[[ INPUT DATA, beginning ]]

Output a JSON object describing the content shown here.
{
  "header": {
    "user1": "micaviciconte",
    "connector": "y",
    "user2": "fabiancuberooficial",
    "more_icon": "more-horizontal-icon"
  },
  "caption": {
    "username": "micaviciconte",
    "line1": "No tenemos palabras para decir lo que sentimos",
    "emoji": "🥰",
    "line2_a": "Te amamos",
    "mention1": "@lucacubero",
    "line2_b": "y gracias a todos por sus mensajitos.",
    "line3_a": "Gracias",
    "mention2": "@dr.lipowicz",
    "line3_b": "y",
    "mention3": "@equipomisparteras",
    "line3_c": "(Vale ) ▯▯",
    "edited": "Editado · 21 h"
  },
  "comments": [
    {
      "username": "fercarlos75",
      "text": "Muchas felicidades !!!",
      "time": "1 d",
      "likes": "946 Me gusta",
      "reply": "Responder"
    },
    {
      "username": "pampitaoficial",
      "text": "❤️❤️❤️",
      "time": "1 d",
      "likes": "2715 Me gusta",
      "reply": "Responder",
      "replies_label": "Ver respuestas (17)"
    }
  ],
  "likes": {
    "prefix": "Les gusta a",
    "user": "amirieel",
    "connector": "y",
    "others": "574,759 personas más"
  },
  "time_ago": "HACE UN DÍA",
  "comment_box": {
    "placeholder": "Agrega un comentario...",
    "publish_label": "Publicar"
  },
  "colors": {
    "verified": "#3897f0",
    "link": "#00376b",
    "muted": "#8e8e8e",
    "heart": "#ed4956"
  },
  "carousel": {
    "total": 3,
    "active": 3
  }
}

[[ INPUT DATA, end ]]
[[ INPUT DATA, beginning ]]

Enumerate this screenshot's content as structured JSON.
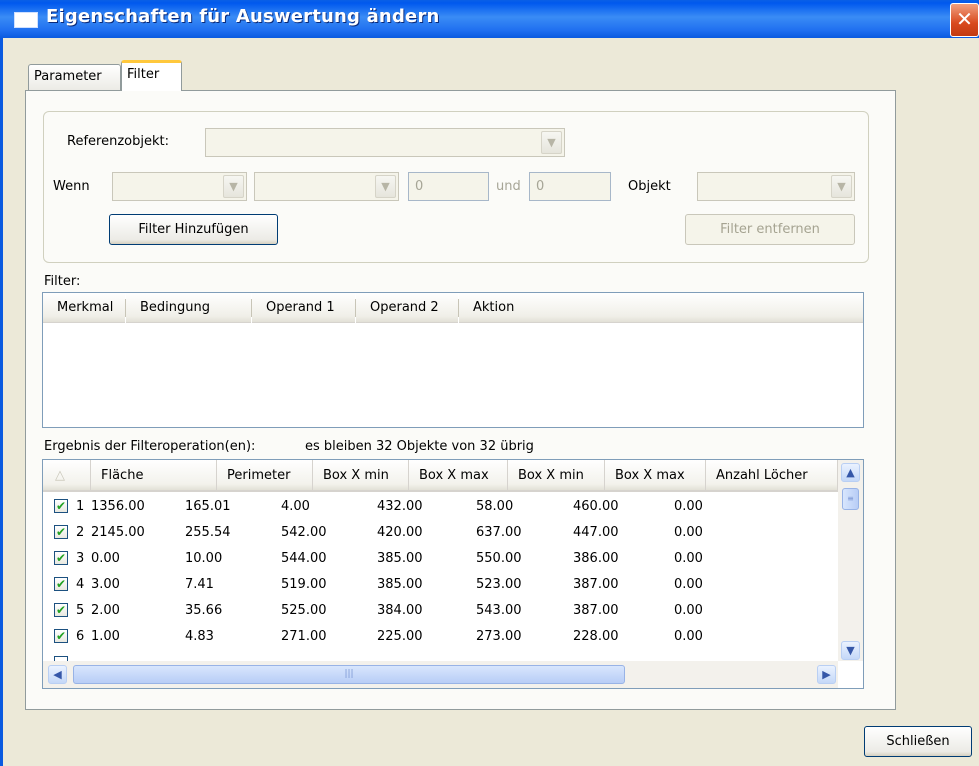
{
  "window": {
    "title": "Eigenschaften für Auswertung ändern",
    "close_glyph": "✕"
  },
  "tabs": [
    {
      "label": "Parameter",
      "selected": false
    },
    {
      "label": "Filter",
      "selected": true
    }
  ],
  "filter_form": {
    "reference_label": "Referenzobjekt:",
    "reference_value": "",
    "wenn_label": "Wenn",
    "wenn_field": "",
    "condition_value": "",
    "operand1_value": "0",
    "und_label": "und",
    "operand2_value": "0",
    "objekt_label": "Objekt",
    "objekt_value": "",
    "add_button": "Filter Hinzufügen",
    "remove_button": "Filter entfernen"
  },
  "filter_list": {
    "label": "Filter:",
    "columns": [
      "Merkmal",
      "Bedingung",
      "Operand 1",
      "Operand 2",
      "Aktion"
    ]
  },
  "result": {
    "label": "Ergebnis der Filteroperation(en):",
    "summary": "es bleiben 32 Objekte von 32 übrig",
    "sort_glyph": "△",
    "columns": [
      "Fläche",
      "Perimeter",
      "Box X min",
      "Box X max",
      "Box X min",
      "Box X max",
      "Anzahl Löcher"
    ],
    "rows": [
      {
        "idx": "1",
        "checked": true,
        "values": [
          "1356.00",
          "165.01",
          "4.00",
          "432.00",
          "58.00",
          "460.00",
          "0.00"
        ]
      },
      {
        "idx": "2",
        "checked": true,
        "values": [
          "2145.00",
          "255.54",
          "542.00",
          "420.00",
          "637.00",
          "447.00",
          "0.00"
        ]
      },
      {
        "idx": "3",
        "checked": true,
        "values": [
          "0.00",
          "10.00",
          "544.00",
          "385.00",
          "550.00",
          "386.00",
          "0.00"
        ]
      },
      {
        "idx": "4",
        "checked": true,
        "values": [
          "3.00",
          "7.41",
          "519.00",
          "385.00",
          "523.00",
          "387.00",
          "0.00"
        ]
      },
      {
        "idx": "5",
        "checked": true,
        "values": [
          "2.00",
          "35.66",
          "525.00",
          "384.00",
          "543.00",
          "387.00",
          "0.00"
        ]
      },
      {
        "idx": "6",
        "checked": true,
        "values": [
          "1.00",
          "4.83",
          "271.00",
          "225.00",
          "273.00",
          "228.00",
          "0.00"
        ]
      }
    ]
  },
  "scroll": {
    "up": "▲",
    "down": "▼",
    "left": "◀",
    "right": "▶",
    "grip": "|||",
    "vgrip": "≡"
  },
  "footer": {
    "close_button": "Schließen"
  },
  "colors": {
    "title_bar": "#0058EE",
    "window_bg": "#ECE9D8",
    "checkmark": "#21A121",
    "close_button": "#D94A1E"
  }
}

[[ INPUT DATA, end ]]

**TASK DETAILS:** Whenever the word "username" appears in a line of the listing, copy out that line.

**COMPLETED TASK:**
    "username": "micaviciconte",
      "username": "fercarlos75",
      "username": "pampitaoficial",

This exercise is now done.